    "Security Settings > Windows Defender Firewall with Advanced Security - Local Group Policy Object"
    and modify the state for each of the three profiles - Domain, Private, and
    Public. Note that this should only be done if this setting is NOT managed by
    your organization, and you are entitled to modify the local security policy
    of the Windows machine in question.

    The command-line method is to use the netsh CLI. Unfortunately, it seems like
    even with the latest edition of Windows 11 and Server 2022, there is no native
    PowerShell cmdlet or one-line netsh command to modify the Windows Firewall
    local group policy object. The following netsh commands will get the job
    done. Be sure to replace "<hostname>" with the real machine hostname,
    "<ProfileName>"" with one of "allprofiles", "domainprofile", "privateprofile",
    or "publicprofile", and "<State>" with one of "On", "Off", or "NotConfigured".
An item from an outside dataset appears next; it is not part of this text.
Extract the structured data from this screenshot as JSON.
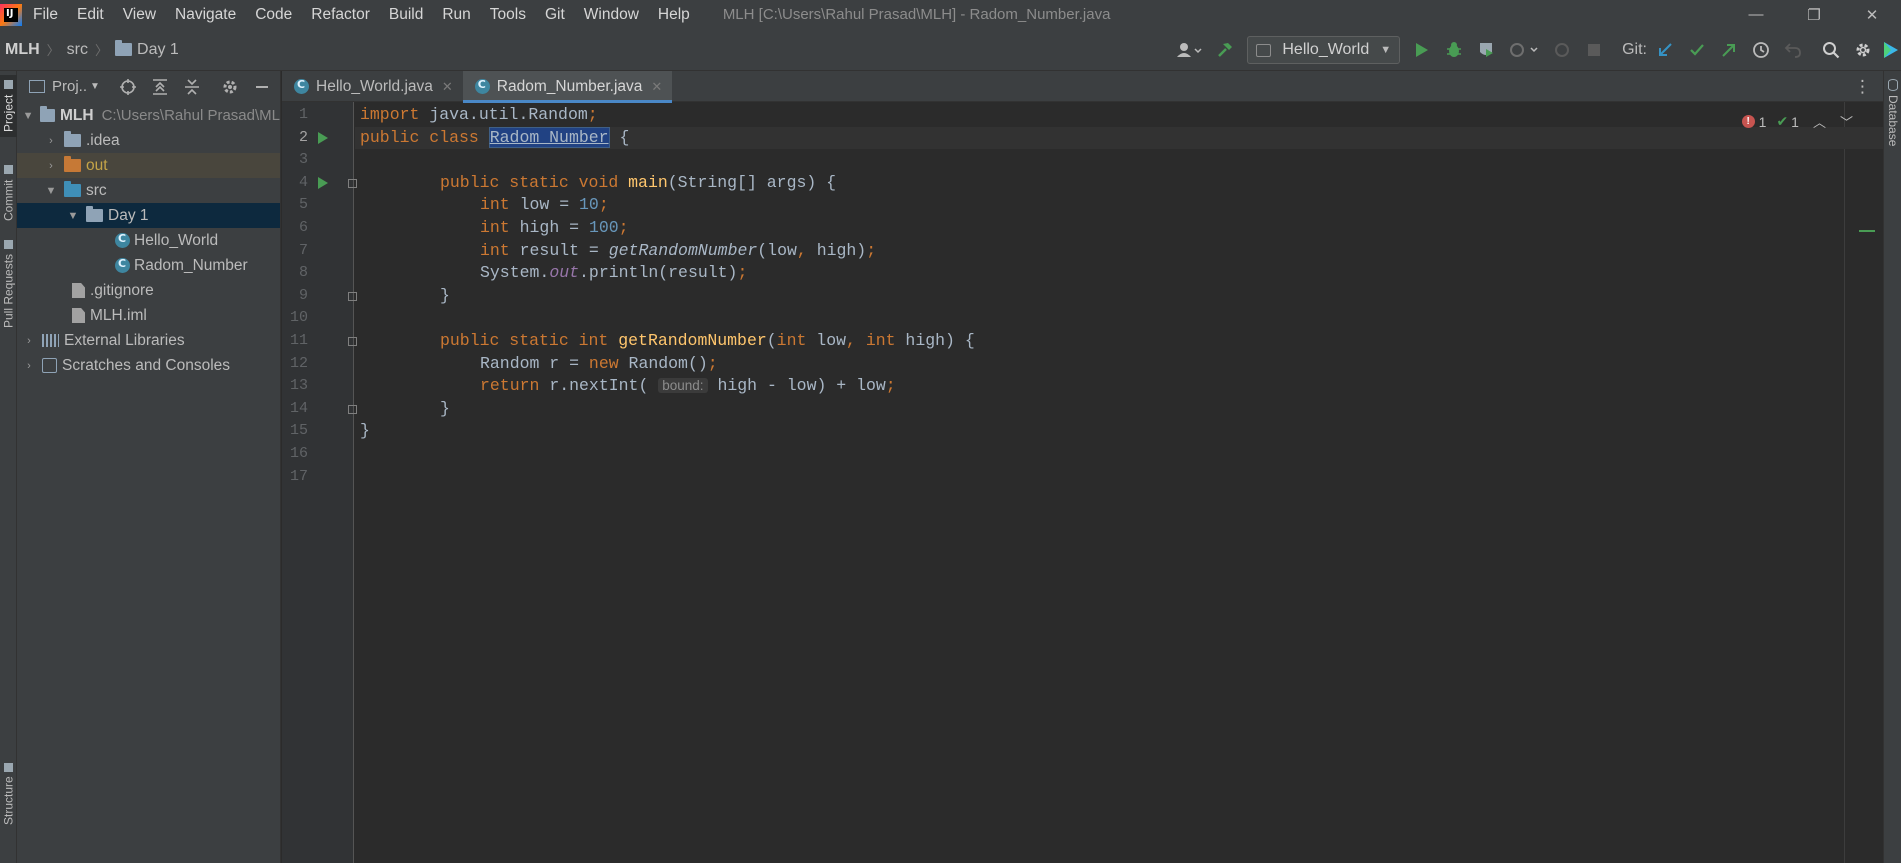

    C:\> netsh
    netsh> advfirewall
    netsh advfirewall> set store gpo=<hostname>

    netsh advfirewall>set <ProfileName> state <State>

    To do this in one line, you can provide multiple "standard input" values to
    enter the advfirewall context in netsh like so:

    "advfirewall", "set store gpo=$(hostname)", "set AllProfiles state NotConfigured" | netsh

    Manually typing commands at the netsh CLI is not useful for automation, so
    this cmdlet launches the netsh CLI and types the commands for you. If the
    command fails with a non-zero exit code, the output from the CLI is provided
    in an error, or you can use -PassThru to receive the results from the
    process including the exit code, and standard output and standard error

    .PARAMETER ProfileName
    Specifies the network profile to which to apply the policy change.

    .PARAMETER State
    Specifies the new state for the Windows Firewall for the specified network

    .PARAMETER PassThru
    Specifies that the raw exit code, stdout, and stderr should be returned to
    the caller.

    Set-FirewallGpo -ProfileName AllProfiles -State NotConfigured
    Set-NetFirewallProfile -All -Enabled True

    Sets the firewall policy for all network profiles to "NotConfigured" which
    means that as a local Administrator you can enable or disable the Windows
    Firewall for any profile. Then enables the firewall for all profiles.

        [ValidateSet('AllProfiles', 'DomainProfile', 'PrivateProfile', 'PublicProfile')]
        $ProfileName = 'AllProfiles',

        [ValidateSet('On', 'Off', 'NotConfigured')]


    process {
        if (-not $PSCmdlet.ShouldProcess((hostname), "Set Firewall local security policy for profile '$ProfileName' to '$State'")) {
        try {
            $pinfo = [System.Diagnostics.ProcessStartInfo]@{
                FileName               = 'netsh'
                Arguments              = ''
                WorkingDirectory       = (Resolve-Path .\).Path
                UseShellExecute        = $false
                CreateNoWindow         = $true
                RedirectStandardOutput = $true
                RedirectStandardError  = $true
                RedirectStandardInput  = $true

            $p = [System.Diagnostics.Process]::Start($pInfo)
            $p.StandardInput.WriteLine("set store gpo=$(hostname)")
            $p.StandardInput.WriteLine("set $ProfileName state $State")

            $stringBuilder = [text.stringbuilder]::new()
            while ($null -ne ($line = $p.StandardOutput.ReadLine())) {
                $null = $stringBuilder.AppendLine($line.Trim())
            $stdout = $stringBuilder.ToString()

            $null = $stringBuilder.Clear()
            while ($null -ne ($line = $p.StandardError.ReadLine())) {
                $null = $stringBuilder.AppendLine($line.Trim())
            $stderr = $stringBuilder.ToString()

            Write-Verbose "Waiting for process $($p.Id) to exit"
            if ($p.ExitCode -ne 0) {
                $message = '{0} exited with exit code {1}. {2}' -f $pinfo.FileName, $p.ExitCode, ($stdout + $stderr)
                Write-Error -Message $message

            if ($PassThru) {
                    Process        = $p
                    ExitCode       = $p.ExitCode
                    StandardOutput = $stdout
                    StandardError  = $stderr
        } catch {
            Write-Error -ErrorRecord $_